Evelyn Ryan, Yourlifelifter
No doubt that narcissism is a hot topic with we all being such a self-centered lot on top of the pandemic of pathological narcissists wreaking havoc in government and even those posing as healers on social media to support their parasitic need for adulation even from the victims they victimized. So we not only have lots of them we deal with daily but experience the damage they cause as well.
This inundation of life across the globe by both has led to much confusion that I see in the 1000’s of blogs and threads I read weekly! One of the most frequent and popular questions I see and receive is from victims of narcissistic abuse asking if they are the narcissist! I have tons of articles in the Blog and 1000’s of posts at Yourlifelifter that break this subject down. I will summarize them here for those needing clarity and for newbies searching for answers on the differences between being narcissistic and being a Pathological Narcissist.
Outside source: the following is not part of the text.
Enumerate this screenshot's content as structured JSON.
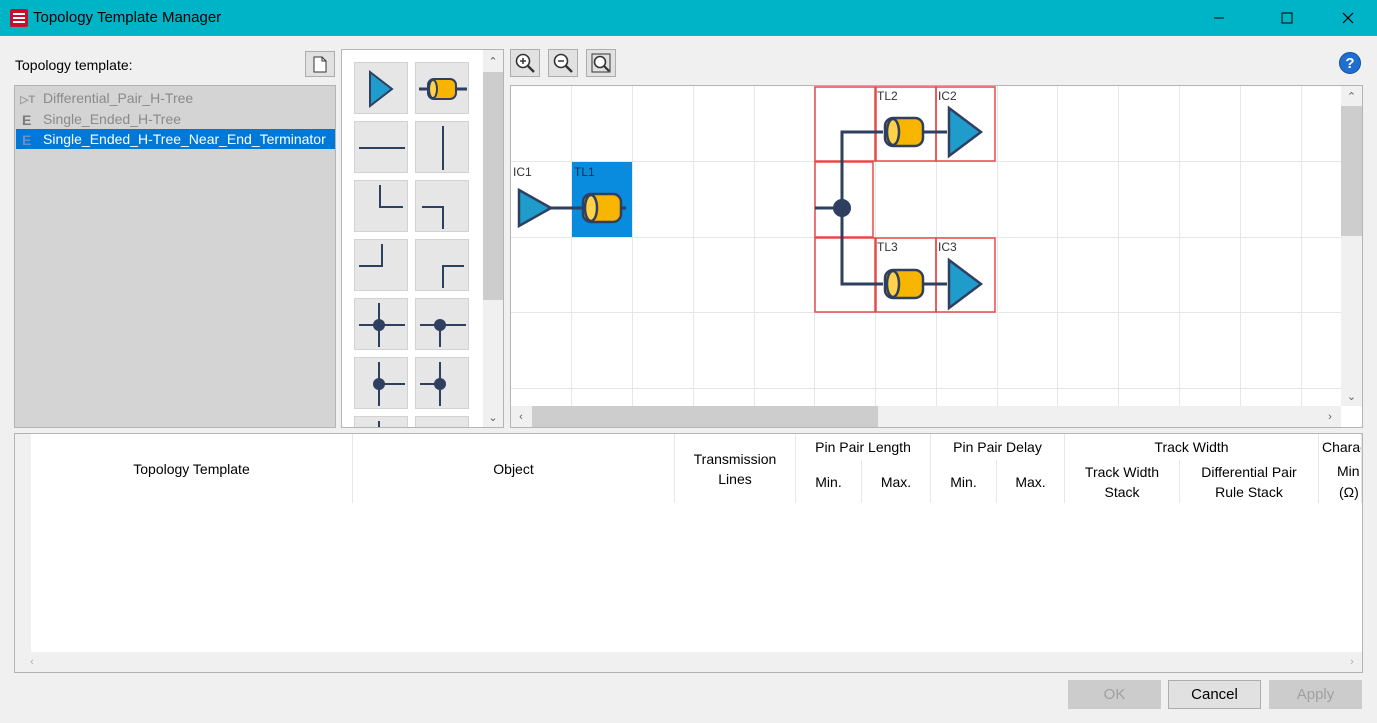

Being Narcissistic is a Human Trait
Narcissism like compassion is a normal human characteristic that falls on a spectrum however, like most things, too much or too little of either can cause issues. We see the consequences of both more so in our vested relationships with ourselves and others and in our own degree and comfort with self-worth and self-care. Since our relationships are core to our self-worth and our happiness, the degree of our narcissism and compassion can seriously impact both. Too much or too little compassion can imbalance power in relationships, hinder management of personal boundaries, and put healthy mutually respectful interactions at risk.
What Impacts Does Too Much Compassion Have
Caring too much can motivate us to rescue others we believe need help even those who don’t need or want rescuing. It can cause us to give too much, become a people pleaser and to neglect our needs over the needs of others where we put greater value than our own worth. We become vulnerable to anyone or anything that triggers that overabundance of compassion and need for validation of our worth. We are vulnerable to codependency we learn from being exploited as children. Having too much compassion (that we commonly see in empaths) can make us vulnerable to those who will intentionally exploit our compassion with no intention of returning the benefit. Giving too much and not being validated for that effort can lead to emotional fatigue and depression and even trauma.
People, with too much compassion, however, as Dr. Kristin Neff demonstrates in her studies, can learn self-care and how to use their compassion responsibly and to treat themselves mindfully with more kindness especially when they are in pain. They can heal the wounds that caused these faulty beliefs and unhealthy behaviors. They can learn internal boundaries that allow them to monitor and show compassion in ways that will promote their emotional health and self-worth.
Too little compassion, on the other hand, that we see in highly narcissistic people, and worse, in many personality disorders, makes us dependent on others as well but for totally different and more nefarious reasons. Healing for some is not possible.
What Impacts Does Too Little Compassion Have
Like in those with too much compassion, we see the biggest impacts from low levels of compassion on the health of relationships. The narcissistically disordered with very low to non-existent compassion have no internal brakes that would motivate them to respect other’s needs or wishes or boundaries and that would prevent them from mooching and using others to service their needs at their expense. They also have little to no motivation to return the favor. Other people become essentially their “prey.” They become masters at identifying emotions in others and how to trigger them to direct other’s power for their personal benefit but are not able with compassion to recognize those same emotions in themselves. They, in fact, as the McGregor studies show, target empaths with too much compassion who they have learned are the most vulnerable to their manipulation tactics. Interestingly enough, narcissists themselves are very easily manipulated and can target other narcissists.
They also use others with lower levels of compassion (but not pathologically low) who Dr. Jane McGregor refers as “apaths” to help them in their attacks. We in the narcissistic abuse recovery community refer to them as “flying monkeys.” These apaths have enough compassion to prevent them from an all out premeditated stealthy attack on another, but not enough to put another’s safety or needs ahead of their own especially when doing so would disturb them or upset them, cost them, or make them appear less acceptable to the audience, group, family, job, etc. Apaths have brakes, just faulty selective ones.
What Causes Us to Have Too Little or Too Much Compassion
As discussed earlier, empaths with too much compassion learn to give it away freely in exploitive childhoods where their emotional needs were not met in healthy ways. While the brains of those with too much compassion and moderate levels can rewire and they can learn to fix their skewed beliefs and use their compassion more responsibly to improve their emotional and relational health, those with pathologically low levels cannot.
Experts believe the roots of pathological narcissism, the clinically disordered are genetic and triggered by events in early childhood that permanently arrest development and cannot be reversed. In short, pathological narcissists, essentially remain dependent on other people to survive and cannot ever fend for themselves. They know what they do and simply do not care, because they are not able to. There is no cure. Some refer to it as “living hell.” Read more in the articles below: